“When you hear strong emotions, especially anger, your natural tendency is to back away and perhaps cross your arms to protect yourself. If you want to help someone with their pain, I suggest leaning forward toward the person with an open posture.” I heard this counter-intuitive advice from a small group training facilitator who was showing us how to help sexual abuse victims process their emotions. This guidance was against all my natural tendencies but has been most useful in helping others with strong emotions.
Many people are afraid of strong emotions but the Old Testament Psalms demonstrate that God is not afraid of our feelings. Expressing deep emotions can be risky. The authors of the Psalms risked their true feelings with God, feeling of anger, rage, disappointment, depression, hope, dreams, and failure. Knowing that “All Scripture is breathed out by God (Mounce Translation)” means that the Psalms were co-authored by God and the human author. God is right in the middle of our anguish, right in the middle of our pain, ready to help us deal with it.
I also knew it was more important for him to express his anger to me than for me to be right.
One day my teenage son, who was usually quiet with his criticisms, was so upset that he let me have it with all he could. He was angry for a whole series of reasons. Some of those reasons were simply not true or were not the full truth. I knew I could correct his information but I also knew it was more important for him to express his anger to me than for me to be right. He trusted me enough to take a chance and let me have it. I needed to be a safe place to receive his feelings. It has been many years since this happened and now my son is a father to four children. I can say that my son is a better father than I ever was.
One of the most important lessons I have learned working with traumatized people is that feelings cannot be stopped by someone from the outside. Only the person themselves can turn off the strong voice of emotion. If someone feels left out, you cannot reason them into feeling accepted. If someone feels ignored, apologies will not change their mind; only long-term changed behavior can do that. If someone feels unsafe, you have to accept this and not argue with them or convince them they are safe. Demonstrating safety over a long period of time is how to embody safety.
Instead they tortured him with their logic.
When Job lost his family business and all of his children there was nothing that could console him.
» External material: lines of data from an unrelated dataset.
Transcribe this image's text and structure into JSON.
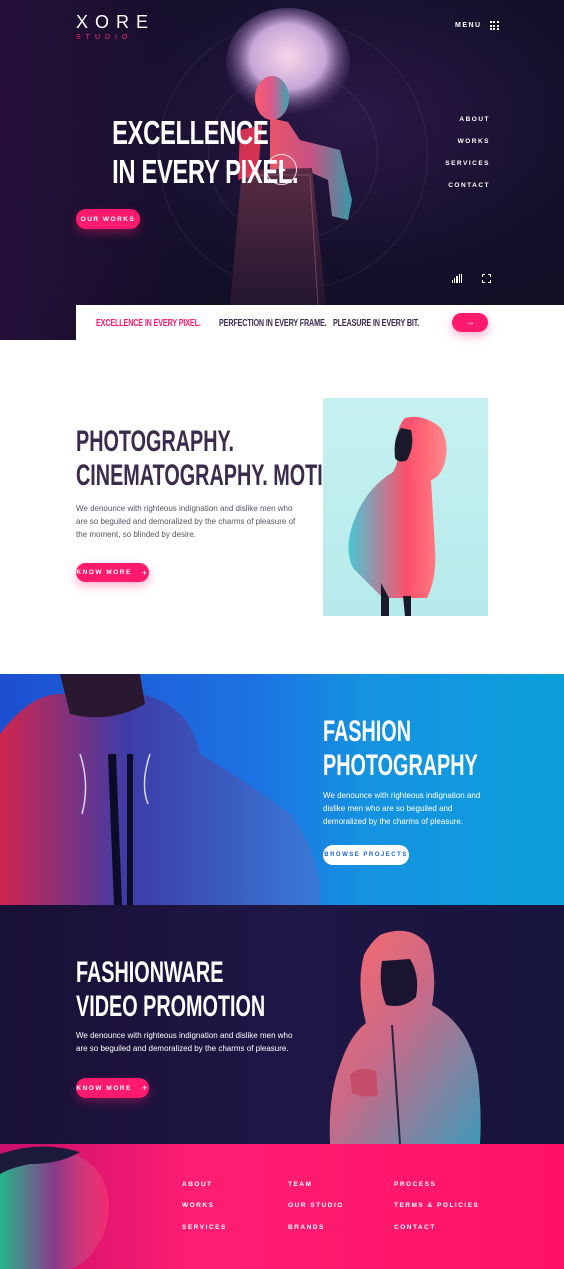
{
  "brand": {
    "name": "XORE",
    "sub": "STUDIO"
  },
  "header": {
    "menu_label": "MENU"
  },
  "side_nav": [
    "ABOUT",
    "WORKS",
    "SERVICES",
    "CONTACT"
  ],
  "hero": {
    "headline_1": "EXCELLENCE",
    "headline_2": "IN EVERY PIXEL.",
    "cta": "OUR WORKS"
  },
  "ticker": {
    "items": [
      "EXCELLENCE IN EVERY PIXEL.",
      "PERFECTION IN EVERY FRAME.",
      "PLEASURE IN EVERY BIT."
    ],
    "arrow": "→"
  },
  "services": {
    "title_1": "PHOTOGRAPHY.",
    "title_2": "CINEMATOGRAPHY. MOTION.",
    "body": "We denounce with righteous indignation and dislike men who are so beguiled and demoralized by the charms of pleasure of the moment, so blinded by desire.",
    "cta": "KNOW MORE",
    "cta_icon": "+"
  },
  "fashion": {
    "title_1": "FASHION",
    "title_2": "PHOTOGRAPHY",
    "body": "We denounce with righteous indignation and dislike men who are so beguiled and demoralized by the charms of pleasure.",
    "cta": "BROWSE PROJECTS"
  },
  "video": {
    "title_1": "FASHIONWARE",
    "title_2": "VIDEO PROMOTION",
    "body": "We denounce with righteous indignation and dislike men who are so beguiled and demoralized by the charms of pleasure.",
    "cta": "KNOW MORE",
    "cta_icon": "+"
  },
  "footer": {
    "col1": [
      "ABOUT",
      "WORKS",
      "SERVICES"
    ],
    "col2": [
      "TEAM",
      "OUR STUDIO",
      "BRANDS"
    ],
    "col3": [
      "PROCESS",
      "TERMS & POLICIES",
      "CONTACT"
    ]
  },
  "colors": {
    "accent": "#ff1a6e",
    "hero_bg": "#15102c",
    "fashion_bg": "#1d72e3",
    "video_bg": "#1f1646",
    "footer_bg": "#ff1e73",
    "heading_dark": "#3b2c4e"
  },
  "icons": [
    "menu-grid-icon",
    "play-icon",
    "bars-icon",
    "fullscreen-icon",
    "arrow-right-icon",
    "plus-icon"
  ]
}
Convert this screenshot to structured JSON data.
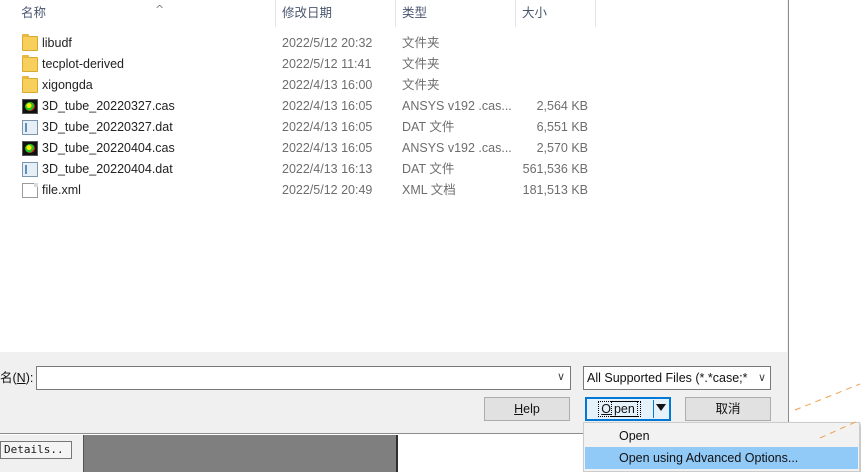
{
  "columns": {
    "name": "名称",
    "date": "修改日期",
    "type": "类型",
    "size": "大小"
  },
  "files": [
    {
      "name": "libudf",
      "date": "2022/5/12 20:32",
      "type": "文件夹",
      "size": "",
      "icon": "folder-icon"
    },
    {
      "name": "tecplot-derived",
      "date": "2022/5/12 11:41",
      "type": "文件夹",
      "size": "",
      "icon": "folder-icon"
    },
    {
      "name": "xigongda",
      "date": "2022/4/13 16:00",
      "type": "文件夹",
      "size": "",
      "icon": "folder-icon"
    },
    {
      "name": "3D_tube_20220327.cas",
      "date": "2022/4/13 16:05",
      "type": "ANSYS v192 .cas...",
      "size": "2,564 KB",
      "icon": "cas-file-icon"
    },
    {
      "name": "3D_tube_20220327.dat",
      "date": "2022/4/13 16:05",
      "type": "DAT 文件",
      "size": "6,551 KB",
      "icon": "dat-file-icon"
    },
    {
      "name": "3D_tube_20220404.cas",
      "date": "2022/4/13 16:05",
      "type": "ANSYS v192 .cas...",
      "size": "2,570 KB",
      "icon": "cas-file-icon"
    },
    {
      "name": "3D_tube_20220404.dat",
      "date": "2022/4/13 16:13",
      "type": "DAT 文件",
      "size": "561,536 KB",
      "icon": "dat-file-icon"
    },
    {
      "name": "file.xml",
      "date": "2022/5/12 20:49",
      "type": "XML 文档",
      "size": "181,513 KB",
      "icon": "xml-file-icon"
    }
  ],
  "filename": {
    "label_prefix": "名(",
    "label_key": "N",
    "label_suffix": "):",
    "value": ""
  },
  "filetype": {
    "selected": "All Supported Files (*.*case;*"
  },
  "buttons": {
    "help_key": "H",
    "help_rest": "elp",
    "open_key": "O",
    "open_rest": "pen",
    "cancel": "取消"
  },
  "dropdown": {
    "items": [
      "Open",
      "Open using Advanced Options..."
    ]
  },
  "details_label": "Details..",
  "colors": {
    "accent": "#0078d7",
    "menu_highlight": "#91c9f7",
    "deco_orange": "#f0a050"
  }
}
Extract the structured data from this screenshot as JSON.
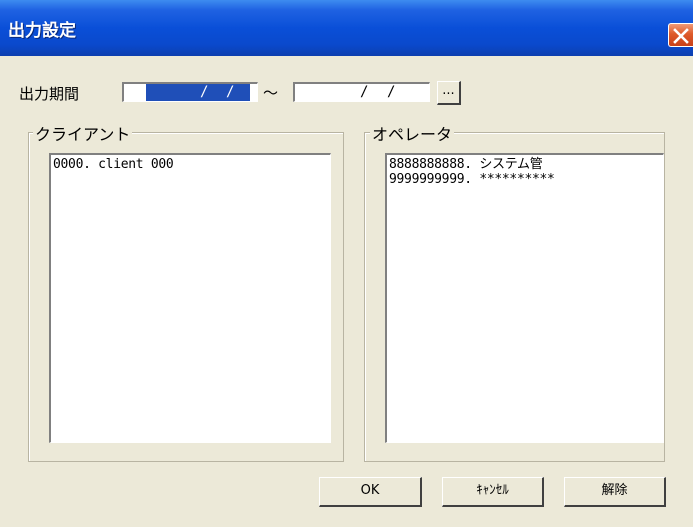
{
  "window": {
    "title": "出力設定",
    "close_icon": "close-icon"
  },
  "period": {
    "label": "出力期間",
    "from_value": "/ /",
    "separator": "～",
    "to_value": "/ /",
    "picker_label": "..."
  },
  "client_group": {
    "legend": "クライアント",
    "items": [
      "0000. client 000"
    ]
  },
  "operator_group": {
    "legend": "オペレータ",
    "items": [
      "8888888888. システム管",
      "9999999999. **********"
    ]
  },
  "buttons": {
    "ok": "OK",
    "cancel": "ｷｬﾝｾﾙ",
    "clear": "解除"
  },
  "colors": {
    "titlebar": "#0a4fd8",
    "selection": "#1f4fb8",
    "close_button": "#de5a2a",
    "dialog_bg": "#ece9d8"
  }
}
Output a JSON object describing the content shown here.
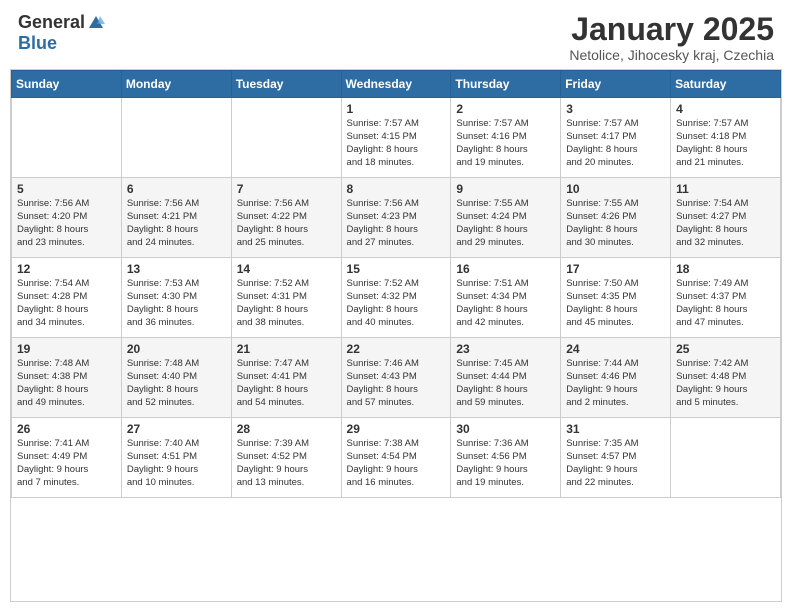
{
  "header": {
    "logo_general": "General",
    "logo_blue": "Blue",
    "month": "January 2025",
    "location": "Netolice, Jihocesky kraj, Czechia"
  },
  "weekdays": [
    "Sunday",
    "Monday",
    "Tuesday",
    "Wednesday",
    "Thursday",
    "Friday",
    "Saturday"
  ],
  "weeks": [
    [
      {
        "day": null,
        "info": null
      },
      {
        "day": null,
        "info": null
      },
      {
        "day": null,
        "info": null
      },
      {
        "day": "1",
        "info": "Sunrise: 7:57 AM\nSunset: 4:15 PM\nDaylight: 8 hours\nand 18 minutes."
      },
      {
        "day": "2",
        "info": "Sunrise: 7:57 AM\nSunset: 4:16 PM\nDaylight: 8 hours\nand 19 minutes."
      },
      {
        "day": "3",
        "info": "Sunrise: 7:57 AM\nSunset: 4:17 PM\nDaylight: 8 hours\nand 20 minutes."
      },
      {
        "day": "4",
        "info": "Sunrise: 7:57 AM\nSunset: 4:18 PM\nDaylight: 8 hours\nand 21 minutes."
      }
    ],
    [
      {
        "day": "5",
        "info": "Sunrise: 7:56 AM\nSunset: 4:20 PM\nDaylight: 8 hours\nand 23 minutes."
      },
      {
        "day": "6",
        "info": "Sunrise: 7:56 AM\nSunset: 4:21 PM\nDaylight: 8 hours\nand 24 minutes."
      },
      {
        "day": "7",
        "info": "Sunrise: 7:56 AM\nSunset: 4:22 PM\nDaylight: 8 hours\nand 25 minutes."
      },
      {
        "day": "8",
        "info": "Sunrise: 7:56 AM\nSunset: 4:23 PM\nDaylight: 8 hours\nand 27 minutes."
      },
      {
        "day": "9",
        "info": "Sunrise: 7:55 AM\nSunset: 4:24 PM\nDaylight: 8 hours\nand 29 minutes."
      },
      {
        "day": "10",
        "info": "Sunrise: 7:55 AM\nSunset: 4:26 PM\nDaylight: 8 hours\nand 30 minutes."
      },
      {
        "day": "11",
        "info": "Sunrise: 7:54 AM\nSunset: 4:27 PM\nDaylight: 8 hours\nand 32 minutes."
      }
    ],
    [
      {
        "day": "12",
        "info": "Sunrise: 7:54 AM\nSunset: 4:28 PM\nDaylight: 8 hours\nand 34 minutes."
      },
      {
        "day": "13",
        "info": "Sunrise: 7:53 AM\nSunset: 4:30 PM\nDaylight: 8 hours\nand 36 minutes."
      },
      {
        "day": "14",
        "info": "Sunrise: 7:52 AM\nSunset: 4:31 PM\nDaylight: 8 hours\nand 38 minutes."
      },
      {
        "day": "15",
        "info": "Sunrise: 7:52 AM\nSunset: 4:32 PM\nDaylight: 8 hours\nand 40 minutes."
      },
      {
        "day": "16",
        "info": "Sunrise: 7:51 AM\nSunset: 4:34 PM\nDaylight: 8 hours\nand 42 minutes."
      },
      {
        "day": "17",
        "info": "Sunrise: 7:50 AM\nSunset: 4:35 PM\nDaylight: 8 hours\nand 45 minutes."
      },
      {
        "day": "18",
        "info": "Sunrise: 7:49 AM\nSunset: 4:37 PM\nDaylight: 8 hours\nand 47 minutes."
      }
    ],
    [
      {
        "day": "19",
        "info": "Sunrise: 7:48 AM\nSunset: 4:38 PM\nDaylight: 8 hours\nand 49 minutes."
      },
      {
        "day": "20",
        "info": "Sunrise: 7:48 AM\nSunset: 4:40 PM\nDaylight: 8 hours\nand 52 minutes."
      },
      {
        "day": "21",
        "info": "Sunrise: 7:47 AM\nSunset: 4:41 PM\nDaylight: 8 hours\nand 54 minutes."
      },
      {
        "day": "22",
        "info": "Sunrise: 7:46 AM\nSunset: 4:43 PM\nDaylight: 8 hours\nand 57 minutes."
      },
      {
        "day": "23",
        "info": "Sunrise: 7:45 AM\nSunset: 4:44 PM\nDaylight: 8 hours\nand 59 minutes."
      },
      {
        "day": "24",
        "info": "Sunrise: 7:44 AM\nSunset: 4:46 PM\nDaylight: 9 hours\nand 2 minutes."
      },
      {
        "day": "25",
        "info": "Sunrise: 7:42 AM\nSunset: 4:48 PM\nDaylight: 9 hours\nand 5 minutes."
      }
    ],
    [
      {
        "day": "26",
        "info": "Sunrise: 7:41 AM\nSunset: 4:49 PM\nDaylight: 9 hours\nand 7 minutes."
      },
      {
        "day": "27",
        "info": "Sunrise: 7:40 AM\nSunset: 4:51 PM\nDaylight: 9 hours\nand 10 minutes."
      },
      {
        "day": "28",
        "info": "Sunrise: 7:39 AM\nSunset: 4:52 PM\nDaylight: 9 hours\nand 13 minutes."
      },
      {
        "day": "29",
        "info": "Sunrise: 7:38 AM\nSunset: 4:54 PM\nDaylight: 9 hours\nand 16 minutes."
      },
      {
        "day": "30",
        "info": "Sunrise: 7:36 AM\nSunset: 4:56 PM\nDaylight: 9 hours\nand 19 minutes."
      },
      {
        "day": "31",
        "info": "Sunrise: 7:35 AM\nSunset: 4:57 PM\nDaylight: 9 hours\nand 22 minutes."
      },
      {
        "day": null,
        "info": null
      }
    ]
  ]
}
He sat alone in dust and ashes. His friends came and sat with him without saying a word. They did the best thing to help him, not advising him, not counseling him, not trying to explain - but sitting with him in his pain. They demonstrated their solidarity with him in his loss by mourning with him. Every good thing then came unwound when they opened their mouths to “comfort” him. Instead they tortured him with their logic. It is a pathetic scene to watch a man who has lost everything arguing with his so-called friends.
A younger man named Elihu intervened and began to get the conversation in a more productive mode. Then God intervened and set the record straight. He told the truth and let everyone know that life is full of mystery and small minds don’t do well trying to explain the unexplainable. When it was all said and done God healed Job, restored his fortunes, and gave him twice as many children. The lesson of Job is; identify with the sufferers, demonstrate solidarity, don’t try to have all the answers, and trust God.
This blog was originally published on Do Justice and is written by the Senior Leader for Indigenous Justice and Reconciliation, Adrian Jacobs.